Annalisa Natali Murri (1982, Italy) approached architectural photography at the age of 27, while studying building engineering at Bologna University. During her PhD studies, she started to devote herself to photography with more conviction and interest. Soon she started to feel the need to focus on documentary projects, using her vacation time and savings to fund self-assignments and personal projects. Her works have been awarded in several international contests, including 70th and 71st POYi. In 2014 she was selected as an attendee for LOOK between mentorship program. She’s currently based in Bologna, Italy.

About the Photograph: 
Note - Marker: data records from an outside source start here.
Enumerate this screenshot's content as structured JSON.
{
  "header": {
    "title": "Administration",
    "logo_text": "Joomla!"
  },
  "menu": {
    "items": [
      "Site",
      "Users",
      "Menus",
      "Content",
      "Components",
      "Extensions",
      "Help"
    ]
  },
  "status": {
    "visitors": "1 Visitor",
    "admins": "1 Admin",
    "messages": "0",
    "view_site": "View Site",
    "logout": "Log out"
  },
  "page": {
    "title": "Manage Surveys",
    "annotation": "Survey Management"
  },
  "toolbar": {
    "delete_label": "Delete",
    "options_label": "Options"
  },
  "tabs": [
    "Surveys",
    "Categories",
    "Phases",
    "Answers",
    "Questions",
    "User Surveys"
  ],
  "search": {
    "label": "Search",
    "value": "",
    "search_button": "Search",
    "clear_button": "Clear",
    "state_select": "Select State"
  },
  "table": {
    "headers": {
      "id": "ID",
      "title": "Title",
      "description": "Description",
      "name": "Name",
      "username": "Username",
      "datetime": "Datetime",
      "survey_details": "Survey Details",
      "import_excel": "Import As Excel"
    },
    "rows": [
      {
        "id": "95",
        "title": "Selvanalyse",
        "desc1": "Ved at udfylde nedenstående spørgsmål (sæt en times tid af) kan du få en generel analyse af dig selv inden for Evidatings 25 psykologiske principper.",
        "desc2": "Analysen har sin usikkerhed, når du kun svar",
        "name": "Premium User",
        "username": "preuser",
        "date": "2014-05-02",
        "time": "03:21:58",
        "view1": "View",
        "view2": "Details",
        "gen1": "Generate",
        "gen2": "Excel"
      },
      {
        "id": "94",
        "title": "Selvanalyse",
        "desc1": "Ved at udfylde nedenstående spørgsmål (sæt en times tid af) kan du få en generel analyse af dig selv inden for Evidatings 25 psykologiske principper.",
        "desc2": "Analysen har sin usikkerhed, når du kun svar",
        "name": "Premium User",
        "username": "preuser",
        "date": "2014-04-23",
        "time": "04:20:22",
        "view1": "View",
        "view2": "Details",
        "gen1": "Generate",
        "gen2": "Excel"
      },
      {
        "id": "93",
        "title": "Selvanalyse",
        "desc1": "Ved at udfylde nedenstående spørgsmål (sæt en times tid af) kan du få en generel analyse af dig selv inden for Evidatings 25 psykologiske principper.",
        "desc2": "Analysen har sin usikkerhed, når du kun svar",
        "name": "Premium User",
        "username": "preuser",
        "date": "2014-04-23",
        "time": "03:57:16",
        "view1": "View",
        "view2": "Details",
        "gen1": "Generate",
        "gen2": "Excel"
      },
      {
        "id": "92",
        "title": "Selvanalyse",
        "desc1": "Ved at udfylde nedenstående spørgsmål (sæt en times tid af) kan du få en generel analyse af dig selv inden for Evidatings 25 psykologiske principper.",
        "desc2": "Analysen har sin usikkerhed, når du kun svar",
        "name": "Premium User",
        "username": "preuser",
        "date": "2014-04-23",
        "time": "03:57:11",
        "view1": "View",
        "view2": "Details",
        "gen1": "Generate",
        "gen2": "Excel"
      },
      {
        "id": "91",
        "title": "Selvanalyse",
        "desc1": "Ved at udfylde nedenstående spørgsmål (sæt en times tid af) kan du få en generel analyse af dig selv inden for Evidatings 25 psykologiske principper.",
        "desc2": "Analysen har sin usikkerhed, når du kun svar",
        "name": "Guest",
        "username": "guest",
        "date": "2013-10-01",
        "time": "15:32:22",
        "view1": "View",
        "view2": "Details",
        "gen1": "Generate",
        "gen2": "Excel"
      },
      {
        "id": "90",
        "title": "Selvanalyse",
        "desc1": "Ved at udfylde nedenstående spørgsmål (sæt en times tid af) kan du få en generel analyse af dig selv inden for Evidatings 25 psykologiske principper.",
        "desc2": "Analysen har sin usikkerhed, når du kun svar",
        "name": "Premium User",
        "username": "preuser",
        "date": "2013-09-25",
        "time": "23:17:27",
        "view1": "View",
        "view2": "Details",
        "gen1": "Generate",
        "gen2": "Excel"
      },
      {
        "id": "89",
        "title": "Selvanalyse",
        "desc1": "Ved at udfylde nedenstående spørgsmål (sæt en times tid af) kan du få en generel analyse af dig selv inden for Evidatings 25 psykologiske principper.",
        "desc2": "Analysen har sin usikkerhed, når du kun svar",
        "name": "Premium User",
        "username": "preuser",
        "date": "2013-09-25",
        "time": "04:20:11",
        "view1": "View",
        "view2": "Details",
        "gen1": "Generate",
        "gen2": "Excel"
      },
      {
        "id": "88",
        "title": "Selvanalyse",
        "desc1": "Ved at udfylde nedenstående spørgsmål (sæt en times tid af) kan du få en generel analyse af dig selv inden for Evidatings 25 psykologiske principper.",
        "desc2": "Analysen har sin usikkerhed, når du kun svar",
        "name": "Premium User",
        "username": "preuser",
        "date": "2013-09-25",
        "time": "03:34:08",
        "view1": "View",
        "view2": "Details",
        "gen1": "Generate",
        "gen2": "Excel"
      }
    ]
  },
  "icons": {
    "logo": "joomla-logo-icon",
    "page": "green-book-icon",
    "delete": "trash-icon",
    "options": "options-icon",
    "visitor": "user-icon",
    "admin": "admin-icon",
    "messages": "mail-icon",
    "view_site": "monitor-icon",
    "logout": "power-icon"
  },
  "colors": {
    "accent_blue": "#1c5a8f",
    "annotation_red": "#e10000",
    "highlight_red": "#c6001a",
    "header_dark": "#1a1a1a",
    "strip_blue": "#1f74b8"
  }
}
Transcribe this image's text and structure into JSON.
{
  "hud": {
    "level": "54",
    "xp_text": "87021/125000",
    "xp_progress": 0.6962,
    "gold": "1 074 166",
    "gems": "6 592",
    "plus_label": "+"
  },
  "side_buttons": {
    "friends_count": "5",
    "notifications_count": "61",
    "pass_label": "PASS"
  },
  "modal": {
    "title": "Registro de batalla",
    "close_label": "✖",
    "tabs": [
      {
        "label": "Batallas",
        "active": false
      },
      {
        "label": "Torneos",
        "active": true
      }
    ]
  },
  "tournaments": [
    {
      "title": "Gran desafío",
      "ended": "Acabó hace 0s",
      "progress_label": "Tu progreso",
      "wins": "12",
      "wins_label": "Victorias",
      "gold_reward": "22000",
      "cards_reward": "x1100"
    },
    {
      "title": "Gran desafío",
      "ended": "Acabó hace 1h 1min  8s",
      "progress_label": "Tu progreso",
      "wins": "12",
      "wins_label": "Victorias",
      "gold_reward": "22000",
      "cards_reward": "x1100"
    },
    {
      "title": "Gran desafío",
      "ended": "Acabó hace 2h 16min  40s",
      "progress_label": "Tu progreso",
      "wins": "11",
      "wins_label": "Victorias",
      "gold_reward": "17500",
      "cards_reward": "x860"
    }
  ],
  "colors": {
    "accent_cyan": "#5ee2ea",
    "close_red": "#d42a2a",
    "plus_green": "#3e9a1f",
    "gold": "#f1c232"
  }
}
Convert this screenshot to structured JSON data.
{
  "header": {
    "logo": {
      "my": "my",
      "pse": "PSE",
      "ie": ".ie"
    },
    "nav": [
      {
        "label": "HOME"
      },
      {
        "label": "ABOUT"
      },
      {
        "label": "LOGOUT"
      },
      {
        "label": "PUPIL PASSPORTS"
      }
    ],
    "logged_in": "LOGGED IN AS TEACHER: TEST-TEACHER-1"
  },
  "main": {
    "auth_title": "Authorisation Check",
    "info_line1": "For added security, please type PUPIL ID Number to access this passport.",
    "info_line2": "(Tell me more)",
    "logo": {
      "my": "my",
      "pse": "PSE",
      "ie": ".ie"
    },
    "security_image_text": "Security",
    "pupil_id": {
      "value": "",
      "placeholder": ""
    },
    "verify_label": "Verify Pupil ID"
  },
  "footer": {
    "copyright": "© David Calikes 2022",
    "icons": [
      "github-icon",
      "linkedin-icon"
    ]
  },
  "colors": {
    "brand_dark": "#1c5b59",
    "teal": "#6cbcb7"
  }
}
“I was on a self assignment covering the bustling street art environment in San Paulo, Brasil. That night I had just finished my shooting in Villa Madalena, a neighborhood in San Paulo once known only for its violent crime but which recently decided to change things around. I think Vila Madá has been able to completely transform itself and its own identity, creating what is now considered one of the most exclusive areas of the city, a popular hangout young creatives and artists of all kinds. I was wandering there, looking for a cab.  Across the street there was a beautiful girl with curly hair and amber skin, who was cheerfully talking with a friend. I was attracted in some way by this couple in front of one of the most colorful building of Vila Madá. I loved the way the red lights of cars stopping at the crossing illuminated the hair of the girl on her back. Then the street light turned green. I would have had to cross the road, but I stopped to take this last shot, when the green light finally lit the girl’s face.”